“It isn’t a diet beer; it’s for anyone with an active lifestyle,” said Michelob Ultra brand manager Mike Sundet. “That’s a much broader appeal.”
The claim of taste superiority has long been one of the basics of beer marketing, but Michelob Ultra’s marketers saw early on that lifestyle was more important to this segment than taste.
“It was a more unique niche for us to go after this lifestyle than to try to differentiate on taste,” Sundet said. So Michelob Ultra is marketed as a beer without guilt for those trying to lead an active lifestyle.
“This isn’t about saying beer is healthy,” said Merrill Squires, whose Squires Group agency handles healthy-active marketing for Michelob Ultra, MasterFoods’ Snickers brand and Lipton ready-to-drink teas.
“The rationale is, ‘You deserve a beer after you finish the competition and, by the way, Michelob Ultra is a low-carb beer that’s healthier for you.’”
It’s a masterstroke of positioning that sees Michelob Ultra portrayed as a reward to those who have sweated their way through a race — the brand’s low calories and carbs allow the indulgence.
Perhaps even more counterintuitive has been McDonald’s and its recent use of healthy choice positioning. While it has added healthier food in the form of salads, fruits and vegetables, its brand message now tells consumers that a balanced lifestyle of exercise and diet is essential.
“We have added some healthy foods to our menu, but we aren’t attaching this to any particular food item,” said John Lewicki, McDonald’s senior director of alliance marketing. “What we are saying is be active, choose wisely, eat a balanced diet. It’s as much about what you do as what you eat.”
McDonald’s promotes exercise with commercials
that invite children to go out and play.
Research by McDonald’s among women and mothers shows people get the connection “that we’re changing‚” Lewicki said.
“McDonald’s core brand values were created for and targeted at children, so aiming at exercise and health is not unnatural,” said Robert Passikoff, president of brand loyalty specialists Brand Keys, which has worked with other fast-food clients.
Westin Hotels has partnered with Reebok to build more than 90 on-site gyms and used them in the hotel industry’s first ad campaign touting fitness facilities as a unique sales proposition.
Playing off the growing concerns about childhood obesity, Disney is hosting an entire healthy-active summit at its Florida Disney World Resort in March.
When non-endemic brands can successfully adopt a healthy-active position, what can endemic sports brands do but get hyperactive? VF Corp.’s The North Face brand is launching six running shoes and an accompanying apparel line by sponsoring ultra marathoner Dean Karnazes’ attempt to run 50 marathons in 50 states, on 50 consecutive days. His attempt begins in September 2006.

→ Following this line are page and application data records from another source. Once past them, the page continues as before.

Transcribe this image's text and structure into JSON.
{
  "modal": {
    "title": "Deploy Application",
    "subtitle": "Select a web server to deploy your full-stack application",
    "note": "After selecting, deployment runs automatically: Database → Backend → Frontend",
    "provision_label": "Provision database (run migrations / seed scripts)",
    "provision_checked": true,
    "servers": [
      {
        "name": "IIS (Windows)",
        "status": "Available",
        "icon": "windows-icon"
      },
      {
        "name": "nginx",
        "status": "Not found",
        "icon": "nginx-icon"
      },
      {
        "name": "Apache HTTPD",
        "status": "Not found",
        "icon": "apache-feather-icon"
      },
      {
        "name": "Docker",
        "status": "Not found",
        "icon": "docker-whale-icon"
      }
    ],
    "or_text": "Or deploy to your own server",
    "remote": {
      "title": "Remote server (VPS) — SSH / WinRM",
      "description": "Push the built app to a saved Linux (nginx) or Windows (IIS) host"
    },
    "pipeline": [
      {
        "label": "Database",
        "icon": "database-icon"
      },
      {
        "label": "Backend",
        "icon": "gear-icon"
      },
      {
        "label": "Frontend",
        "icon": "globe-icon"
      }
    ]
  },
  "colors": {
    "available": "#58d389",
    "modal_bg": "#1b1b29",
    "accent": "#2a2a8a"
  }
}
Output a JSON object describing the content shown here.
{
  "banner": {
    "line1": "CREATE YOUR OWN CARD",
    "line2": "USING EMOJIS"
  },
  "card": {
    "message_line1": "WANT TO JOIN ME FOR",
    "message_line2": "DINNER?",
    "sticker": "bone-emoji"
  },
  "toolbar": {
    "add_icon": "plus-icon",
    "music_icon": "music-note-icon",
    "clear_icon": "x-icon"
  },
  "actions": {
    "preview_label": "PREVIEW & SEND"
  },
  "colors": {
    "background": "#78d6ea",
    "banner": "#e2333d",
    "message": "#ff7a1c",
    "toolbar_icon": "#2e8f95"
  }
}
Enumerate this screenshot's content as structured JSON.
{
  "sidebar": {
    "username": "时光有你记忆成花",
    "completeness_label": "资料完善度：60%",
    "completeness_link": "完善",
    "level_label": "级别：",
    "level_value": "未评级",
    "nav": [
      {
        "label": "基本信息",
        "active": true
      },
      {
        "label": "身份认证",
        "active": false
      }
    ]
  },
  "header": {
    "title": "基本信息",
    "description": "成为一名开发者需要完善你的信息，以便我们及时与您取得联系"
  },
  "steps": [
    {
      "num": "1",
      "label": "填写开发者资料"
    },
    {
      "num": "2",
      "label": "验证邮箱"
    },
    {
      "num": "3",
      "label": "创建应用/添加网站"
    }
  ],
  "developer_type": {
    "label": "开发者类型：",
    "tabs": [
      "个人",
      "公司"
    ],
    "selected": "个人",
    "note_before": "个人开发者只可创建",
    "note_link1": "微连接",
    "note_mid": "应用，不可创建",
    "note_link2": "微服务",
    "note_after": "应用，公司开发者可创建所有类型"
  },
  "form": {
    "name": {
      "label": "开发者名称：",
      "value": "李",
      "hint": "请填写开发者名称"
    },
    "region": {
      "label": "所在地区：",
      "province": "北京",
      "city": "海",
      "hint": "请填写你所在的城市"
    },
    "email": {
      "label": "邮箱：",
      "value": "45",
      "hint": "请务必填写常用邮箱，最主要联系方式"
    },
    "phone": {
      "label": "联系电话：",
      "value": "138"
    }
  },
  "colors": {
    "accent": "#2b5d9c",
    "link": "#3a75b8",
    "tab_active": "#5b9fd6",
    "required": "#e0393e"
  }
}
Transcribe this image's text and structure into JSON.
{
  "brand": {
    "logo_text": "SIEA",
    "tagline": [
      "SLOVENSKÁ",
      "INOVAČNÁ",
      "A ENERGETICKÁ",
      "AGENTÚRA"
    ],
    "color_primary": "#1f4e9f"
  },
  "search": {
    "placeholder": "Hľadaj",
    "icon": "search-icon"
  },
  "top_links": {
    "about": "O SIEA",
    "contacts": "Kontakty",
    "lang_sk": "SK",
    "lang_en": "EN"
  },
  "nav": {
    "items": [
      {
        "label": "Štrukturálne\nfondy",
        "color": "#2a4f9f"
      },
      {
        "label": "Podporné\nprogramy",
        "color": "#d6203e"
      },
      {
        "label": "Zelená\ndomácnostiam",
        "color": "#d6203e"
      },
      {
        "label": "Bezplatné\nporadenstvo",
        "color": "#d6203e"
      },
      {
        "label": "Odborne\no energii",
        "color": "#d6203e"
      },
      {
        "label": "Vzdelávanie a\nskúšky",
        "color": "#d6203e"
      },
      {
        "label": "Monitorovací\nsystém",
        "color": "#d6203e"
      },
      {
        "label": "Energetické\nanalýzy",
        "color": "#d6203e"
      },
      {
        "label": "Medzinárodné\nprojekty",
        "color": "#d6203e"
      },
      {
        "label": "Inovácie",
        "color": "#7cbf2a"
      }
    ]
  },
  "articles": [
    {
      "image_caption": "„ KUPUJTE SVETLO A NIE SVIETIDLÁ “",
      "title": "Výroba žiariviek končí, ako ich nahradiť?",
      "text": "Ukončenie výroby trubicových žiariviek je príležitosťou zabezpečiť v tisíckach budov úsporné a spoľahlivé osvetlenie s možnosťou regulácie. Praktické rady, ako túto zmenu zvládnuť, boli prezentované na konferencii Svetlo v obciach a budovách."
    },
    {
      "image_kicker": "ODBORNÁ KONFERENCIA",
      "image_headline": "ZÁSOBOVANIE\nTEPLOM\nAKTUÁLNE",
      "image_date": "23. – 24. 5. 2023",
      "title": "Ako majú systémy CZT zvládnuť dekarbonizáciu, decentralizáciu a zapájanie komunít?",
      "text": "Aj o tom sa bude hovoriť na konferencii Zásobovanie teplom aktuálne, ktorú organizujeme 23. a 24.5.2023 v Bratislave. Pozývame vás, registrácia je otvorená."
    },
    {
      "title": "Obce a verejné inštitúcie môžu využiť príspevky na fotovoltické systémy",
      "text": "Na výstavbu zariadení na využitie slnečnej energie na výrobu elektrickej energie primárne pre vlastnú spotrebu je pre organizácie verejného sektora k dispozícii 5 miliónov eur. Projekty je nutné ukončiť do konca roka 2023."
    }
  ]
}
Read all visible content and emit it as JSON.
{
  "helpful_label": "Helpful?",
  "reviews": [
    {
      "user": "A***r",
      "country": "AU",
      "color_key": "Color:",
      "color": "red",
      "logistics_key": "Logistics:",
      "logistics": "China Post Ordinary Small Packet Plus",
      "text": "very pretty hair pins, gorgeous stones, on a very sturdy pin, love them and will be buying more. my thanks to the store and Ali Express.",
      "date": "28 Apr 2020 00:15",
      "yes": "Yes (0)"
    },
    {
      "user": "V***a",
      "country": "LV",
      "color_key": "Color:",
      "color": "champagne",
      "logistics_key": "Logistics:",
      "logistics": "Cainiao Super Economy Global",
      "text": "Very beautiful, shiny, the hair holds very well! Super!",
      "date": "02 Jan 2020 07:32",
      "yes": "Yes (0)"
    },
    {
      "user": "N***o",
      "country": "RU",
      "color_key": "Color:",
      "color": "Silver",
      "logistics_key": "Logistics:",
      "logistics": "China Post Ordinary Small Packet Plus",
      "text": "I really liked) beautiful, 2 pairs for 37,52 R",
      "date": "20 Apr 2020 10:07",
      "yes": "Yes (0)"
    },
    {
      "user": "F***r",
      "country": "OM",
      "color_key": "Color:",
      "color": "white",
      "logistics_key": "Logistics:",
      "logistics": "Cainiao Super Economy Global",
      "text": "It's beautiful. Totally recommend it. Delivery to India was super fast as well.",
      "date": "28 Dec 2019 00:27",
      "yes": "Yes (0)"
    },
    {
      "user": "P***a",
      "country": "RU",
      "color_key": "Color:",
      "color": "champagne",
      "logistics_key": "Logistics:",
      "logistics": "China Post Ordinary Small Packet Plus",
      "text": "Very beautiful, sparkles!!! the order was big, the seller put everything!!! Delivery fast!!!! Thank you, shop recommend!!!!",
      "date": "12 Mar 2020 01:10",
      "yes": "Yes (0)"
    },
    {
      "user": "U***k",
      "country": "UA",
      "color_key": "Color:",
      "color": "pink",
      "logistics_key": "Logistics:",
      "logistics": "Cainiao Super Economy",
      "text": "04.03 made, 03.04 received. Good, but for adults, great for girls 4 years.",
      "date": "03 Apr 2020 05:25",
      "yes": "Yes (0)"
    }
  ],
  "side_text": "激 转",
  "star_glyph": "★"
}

“Whether it’s someone genuinely involved in the healthy-active lifestyle or someone that pretends to be, this is a psychographic profile that’s growing exponentially in reaction to the problem of obesity,” said Joe Flannery, vice president of marketing for The North Face. “Any brand that associates themselves with this kind of positive message can only benefit, unless it’s completely disingenuous.”
So could marketers put forth the healthy-active proposition on anything? Are we going to see a cigar for the healthy-active? Probably not. KFC’s brief attempt at claiming its fried chicken was healthy a few years back was cited as an example of disingenuous healthy marketing that won’t work. “Consumers are too smart these days to stretch credibility that much,” said Landor’s Gaglione.
Of course, that doesn’t mean more brands won’t crowd under the healthy-active umbrella.
“You’ll see more brands reconfiguring themselves with these values,” Passikoff said. “It’s an aging [American] population but at every age, a lot of us have decided our mother was right about eating well and exercising.”